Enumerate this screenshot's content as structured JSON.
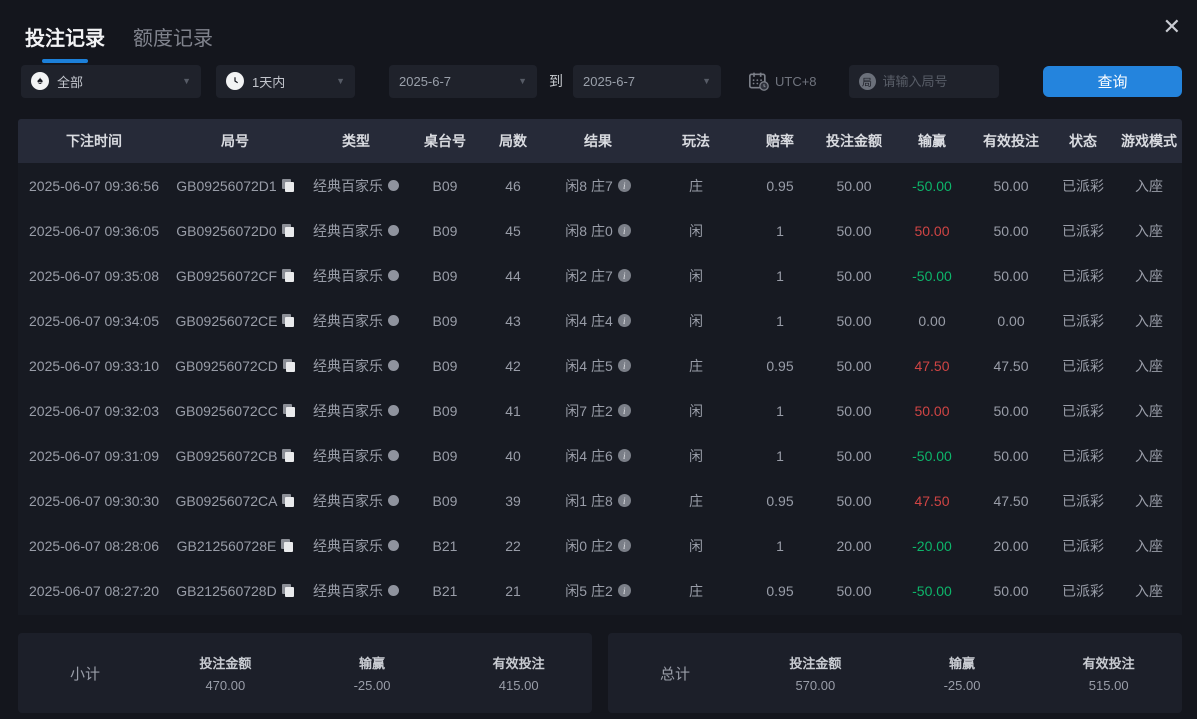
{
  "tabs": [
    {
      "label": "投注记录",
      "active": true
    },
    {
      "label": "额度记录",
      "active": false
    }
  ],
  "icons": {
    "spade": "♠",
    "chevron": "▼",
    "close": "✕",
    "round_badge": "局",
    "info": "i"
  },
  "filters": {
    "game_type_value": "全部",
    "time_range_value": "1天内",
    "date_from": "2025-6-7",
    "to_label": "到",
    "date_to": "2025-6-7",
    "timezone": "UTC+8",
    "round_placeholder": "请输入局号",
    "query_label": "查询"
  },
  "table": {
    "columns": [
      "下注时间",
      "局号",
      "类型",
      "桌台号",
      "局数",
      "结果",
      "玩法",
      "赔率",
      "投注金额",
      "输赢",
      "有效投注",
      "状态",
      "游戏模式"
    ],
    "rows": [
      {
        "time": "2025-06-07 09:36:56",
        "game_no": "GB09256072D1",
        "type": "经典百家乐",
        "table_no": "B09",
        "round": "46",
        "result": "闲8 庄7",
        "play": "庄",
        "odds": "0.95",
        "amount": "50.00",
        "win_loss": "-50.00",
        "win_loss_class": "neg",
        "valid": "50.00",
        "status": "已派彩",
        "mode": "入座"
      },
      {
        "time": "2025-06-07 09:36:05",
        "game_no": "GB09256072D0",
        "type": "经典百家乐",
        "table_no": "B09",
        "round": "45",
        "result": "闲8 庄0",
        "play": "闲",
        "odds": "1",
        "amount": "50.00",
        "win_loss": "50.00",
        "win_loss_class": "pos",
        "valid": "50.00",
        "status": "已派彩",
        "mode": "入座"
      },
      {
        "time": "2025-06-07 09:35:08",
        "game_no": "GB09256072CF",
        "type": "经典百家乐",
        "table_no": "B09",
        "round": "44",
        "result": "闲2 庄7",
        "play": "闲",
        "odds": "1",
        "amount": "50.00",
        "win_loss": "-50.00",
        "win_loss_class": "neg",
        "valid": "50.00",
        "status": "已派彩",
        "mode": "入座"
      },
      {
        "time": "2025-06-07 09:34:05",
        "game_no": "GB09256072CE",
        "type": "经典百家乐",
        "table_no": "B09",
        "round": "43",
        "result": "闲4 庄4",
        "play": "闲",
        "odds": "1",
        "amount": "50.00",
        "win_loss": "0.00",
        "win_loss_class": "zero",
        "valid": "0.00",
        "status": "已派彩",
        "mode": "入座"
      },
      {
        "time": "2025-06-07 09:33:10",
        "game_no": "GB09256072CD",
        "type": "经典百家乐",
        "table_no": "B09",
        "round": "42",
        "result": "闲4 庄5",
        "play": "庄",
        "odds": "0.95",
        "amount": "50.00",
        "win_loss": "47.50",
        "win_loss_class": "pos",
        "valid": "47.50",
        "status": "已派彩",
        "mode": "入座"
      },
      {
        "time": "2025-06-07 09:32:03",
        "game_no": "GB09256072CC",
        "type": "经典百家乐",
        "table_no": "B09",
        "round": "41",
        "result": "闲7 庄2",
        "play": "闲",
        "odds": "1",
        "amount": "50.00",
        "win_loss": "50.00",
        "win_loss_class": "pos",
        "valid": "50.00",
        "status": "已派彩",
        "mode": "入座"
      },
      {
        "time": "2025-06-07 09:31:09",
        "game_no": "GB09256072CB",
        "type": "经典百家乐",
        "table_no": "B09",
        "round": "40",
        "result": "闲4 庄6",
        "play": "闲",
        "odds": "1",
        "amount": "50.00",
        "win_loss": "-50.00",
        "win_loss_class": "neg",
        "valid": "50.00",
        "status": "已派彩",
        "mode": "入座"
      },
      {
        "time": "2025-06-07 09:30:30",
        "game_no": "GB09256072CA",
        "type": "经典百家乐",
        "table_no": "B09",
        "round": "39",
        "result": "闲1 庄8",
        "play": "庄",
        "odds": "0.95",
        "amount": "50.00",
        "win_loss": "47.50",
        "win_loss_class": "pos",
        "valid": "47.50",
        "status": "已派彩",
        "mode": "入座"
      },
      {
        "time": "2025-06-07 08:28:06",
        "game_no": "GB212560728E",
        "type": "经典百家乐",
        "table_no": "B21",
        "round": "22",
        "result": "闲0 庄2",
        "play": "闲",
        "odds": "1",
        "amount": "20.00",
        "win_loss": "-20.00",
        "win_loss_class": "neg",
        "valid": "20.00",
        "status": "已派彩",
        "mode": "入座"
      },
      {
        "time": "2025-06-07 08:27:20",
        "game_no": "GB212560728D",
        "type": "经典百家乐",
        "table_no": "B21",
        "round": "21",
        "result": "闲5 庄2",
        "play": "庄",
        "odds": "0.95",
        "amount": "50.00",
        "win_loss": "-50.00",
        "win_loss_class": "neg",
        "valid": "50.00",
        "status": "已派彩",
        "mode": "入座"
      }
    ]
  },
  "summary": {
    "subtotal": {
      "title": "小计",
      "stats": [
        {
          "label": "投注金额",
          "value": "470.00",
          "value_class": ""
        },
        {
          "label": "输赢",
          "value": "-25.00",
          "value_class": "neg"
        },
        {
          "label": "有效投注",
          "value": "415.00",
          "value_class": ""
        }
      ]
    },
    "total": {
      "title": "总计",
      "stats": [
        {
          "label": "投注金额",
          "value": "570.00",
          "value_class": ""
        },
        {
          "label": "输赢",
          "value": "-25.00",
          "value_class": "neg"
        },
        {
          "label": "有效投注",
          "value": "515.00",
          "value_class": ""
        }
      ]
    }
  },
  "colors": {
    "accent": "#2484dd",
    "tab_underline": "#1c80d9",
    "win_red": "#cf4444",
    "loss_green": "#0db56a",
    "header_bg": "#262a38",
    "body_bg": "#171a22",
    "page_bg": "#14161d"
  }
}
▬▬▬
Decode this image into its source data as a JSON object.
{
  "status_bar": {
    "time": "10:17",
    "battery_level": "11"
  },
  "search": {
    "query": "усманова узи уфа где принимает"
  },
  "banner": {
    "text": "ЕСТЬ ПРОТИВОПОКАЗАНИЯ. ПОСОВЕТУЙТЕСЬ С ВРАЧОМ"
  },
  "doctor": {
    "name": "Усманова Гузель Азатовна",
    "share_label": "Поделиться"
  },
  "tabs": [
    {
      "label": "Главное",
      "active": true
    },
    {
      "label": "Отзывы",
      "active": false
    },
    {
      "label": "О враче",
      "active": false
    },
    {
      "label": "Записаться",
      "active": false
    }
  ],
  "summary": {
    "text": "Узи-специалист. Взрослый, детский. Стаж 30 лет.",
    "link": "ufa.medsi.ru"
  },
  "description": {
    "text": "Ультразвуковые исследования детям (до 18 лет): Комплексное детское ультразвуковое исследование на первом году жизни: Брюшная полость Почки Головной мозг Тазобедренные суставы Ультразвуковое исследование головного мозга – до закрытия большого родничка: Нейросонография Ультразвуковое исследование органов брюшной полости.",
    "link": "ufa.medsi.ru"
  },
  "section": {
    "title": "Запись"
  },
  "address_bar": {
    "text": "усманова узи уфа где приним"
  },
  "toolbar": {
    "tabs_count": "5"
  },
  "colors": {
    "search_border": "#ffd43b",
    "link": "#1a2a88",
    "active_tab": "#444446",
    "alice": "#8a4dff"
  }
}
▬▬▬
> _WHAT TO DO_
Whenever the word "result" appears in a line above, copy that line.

> _SOLUTION FOR THIS EXERCISE_
        "result": "闲8 庄7",
        "result": "闲8 庄0",
        "result": "闲2 庄7",
        "result": "闲4 庄4",
        "result": "闲4 庄5",
        "result": "闲7 庄2",
        "result": "闲4 庄6",
        "result": "闲1 庄8",
        "result": "闲0 庄2",
        "result": "闲5 庄2",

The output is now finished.